It worked well, even if it meant the DSD operation would later be exposed front page in the Financial Review by the well-known journalist, Brian 

Toohey, close to the Whitlam camp. 

The material from the man in Japan warning of continued Japanese plotting was on the table. Even Whitlam had come to accept that he would not be able to get his NARA treaty until the Japanese had been made to realise we could not accept their nefarious plotting. 

Meanwhile I was using my own sources to find out what was going on. 

The Japanese diplomat sent down from Tokyo to handle the treaty negotiations, Hideo Kagami, had been a good friend from Moscow days. 

His explanation was simple.  Whitlam had said Japan was especially important for Australia and had promised a special treaty going beyond the standard FCN.  

Tokyo had taken those words seriously.  In their eyes that meant the standard MFN clause could be made retrospective.

Whitlam had promised to shake Australia free from its US and UK shackles.

But if that was a problem for Canberra then fine.  It could easily be deleted. 

But even that did not sway the FA man and the coterie of security cleared officials around him. As one of them put it to me; ‘Greg, we are working from top classified material and if you could see what we see it you would agree this treaty is bad for Australia.’

I never got to see any of this material. And Whitlam was never to get to see his Treaty.

He went on to the Dismissal and a bad defeat in the 1975 election.  

It is unlikely that the NARA debacle meant much for the voters. But it was made clear to me that preventing Whitlam from being able to declare a diplomatic victory with Japan did mean a lot for the hard-eyed US-Australian cadre who saw themselves as the controllers of our destiny.


Cook went on eventually to be ambassador to the US. I went back to my files in a backroom.  

That he and the spy agent in Japan were able so easily to derail a victory for Whitlam says much.  The sequel also says much. 

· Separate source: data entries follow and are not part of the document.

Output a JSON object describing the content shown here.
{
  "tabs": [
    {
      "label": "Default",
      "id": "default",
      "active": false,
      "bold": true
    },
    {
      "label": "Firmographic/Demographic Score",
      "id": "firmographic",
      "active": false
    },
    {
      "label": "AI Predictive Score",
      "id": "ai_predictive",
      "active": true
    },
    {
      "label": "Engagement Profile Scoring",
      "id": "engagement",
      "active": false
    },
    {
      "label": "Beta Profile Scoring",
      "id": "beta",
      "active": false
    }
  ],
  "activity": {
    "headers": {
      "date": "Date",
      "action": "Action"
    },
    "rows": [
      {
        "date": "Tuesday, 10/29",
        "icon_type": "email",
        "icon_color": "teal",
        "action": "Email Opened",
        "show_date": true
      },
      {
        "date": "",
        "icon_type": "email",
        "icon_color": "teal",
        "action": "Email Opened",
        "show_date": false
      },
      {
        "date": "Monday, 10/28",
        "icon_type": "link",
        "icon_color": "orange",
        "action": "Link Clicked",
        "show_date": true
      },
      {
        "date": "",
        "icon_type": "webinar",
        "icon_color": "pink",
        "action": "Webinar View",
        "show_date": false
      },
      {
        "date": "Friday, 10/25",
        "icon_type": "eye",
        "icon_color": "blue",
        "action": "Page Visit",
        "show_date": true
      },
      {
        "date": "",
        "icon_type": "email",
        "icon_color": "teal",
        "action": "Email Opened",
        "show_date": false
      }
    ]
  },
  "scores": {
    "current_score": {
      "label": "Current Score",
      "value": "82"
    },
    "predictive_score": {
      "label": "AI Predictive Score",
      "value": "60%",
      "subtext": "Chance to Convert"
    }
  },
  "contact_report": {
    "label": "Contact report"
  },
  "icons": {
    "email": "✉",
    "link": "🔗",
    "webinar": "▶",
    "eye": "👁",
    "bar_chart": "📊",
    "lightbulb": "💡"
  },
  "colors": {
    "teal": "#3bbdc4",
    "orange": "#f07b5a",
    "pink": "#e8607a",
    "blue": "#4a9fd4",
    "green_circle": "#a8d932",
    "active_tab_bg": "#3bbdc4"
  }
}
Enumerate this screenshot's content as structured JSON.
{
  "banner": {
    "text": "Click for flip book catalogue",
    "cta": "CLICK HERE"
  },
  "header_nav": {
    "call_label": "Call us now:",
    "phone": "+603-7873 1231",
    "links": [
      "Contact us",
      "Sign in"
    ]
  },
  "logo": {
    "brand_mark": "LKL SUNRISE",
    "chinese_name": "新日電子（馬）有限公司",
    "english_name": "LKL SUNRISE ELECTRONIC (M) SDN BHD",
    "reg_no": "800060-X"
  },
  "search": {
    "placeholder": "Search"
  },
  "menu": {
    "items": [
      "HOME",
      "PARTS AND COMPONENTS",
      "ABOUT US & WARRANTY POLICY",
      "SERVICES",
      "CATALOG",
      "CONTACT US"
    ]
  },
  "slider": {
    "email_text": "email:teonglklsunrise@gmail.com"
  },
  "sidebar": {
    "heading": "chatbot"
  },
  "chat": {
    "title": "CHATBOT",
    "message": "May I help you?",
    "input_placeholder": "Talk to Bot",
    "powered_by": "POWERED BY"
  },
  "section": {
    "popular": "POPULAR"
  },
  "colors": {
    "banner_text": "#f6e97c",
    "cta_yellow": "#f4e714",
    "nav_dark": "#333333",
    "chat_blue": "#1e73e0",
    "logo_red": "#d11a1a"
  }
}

With the 1975 election out of the way, Malcolm Fraser in power, and me packing my bags for Japan (I had already had a few more arguments with the Canberra establishment over East Timor, economic policy and the stupid Vietnam Cables affair) Canberra decided it could talk to Tokyo about a treaty after all.

The bureaucrats came up with the draft of what was to be called the Basic Treaty of Friendship and Cooperation.

It was very similar to the treaty Whitlam had wanted. Once again there was no hint of retrospective MFN. But one of the negotiators later told me an interesting story.

In a bid to disabuse Tokyo of its evil retrospective MFN obsessions Canberra had sent to Tokyo their expert on international  law – Elihu Lauterpacht, QC

There he was shown the authoritative guide to international law, which happened to have been written by his father. In it was a chapter on the first trade treaty ever written – between the UK and Portugal in the 19th century.  

There it had been agreed MFN should be offered on a retrospective basis.

Needless to say, none of this appears in the glossy pamphlet later produced by FA to celebrate the signing of the Treaty.  

There we are told how the negotiators under Cook had taken the original Whitlam idea and through skillful and prolonged negotiation had turned it into a treaty over which both countries could feel pride.     

In his memoirs published well after the NARA Treaty wrangling, John Menadue, head of PM and C during the affair, writes: 

‘They (the intelligence agencies) are, however, adept in doling out juicy bits of information that are often untested but draw one into the inner circle of people with privileged information, a twilight world of secrets and gossip. Perhaps we all read too many spy thrillers and vicariously want to be part of the action. Few are immune.’

I wonder if among the juicy bits doled out by the spies was the false information aimed to destroy Whitlam’s NARA treaty.

I wonder also if it was part of the strategy leading to the Dismissal.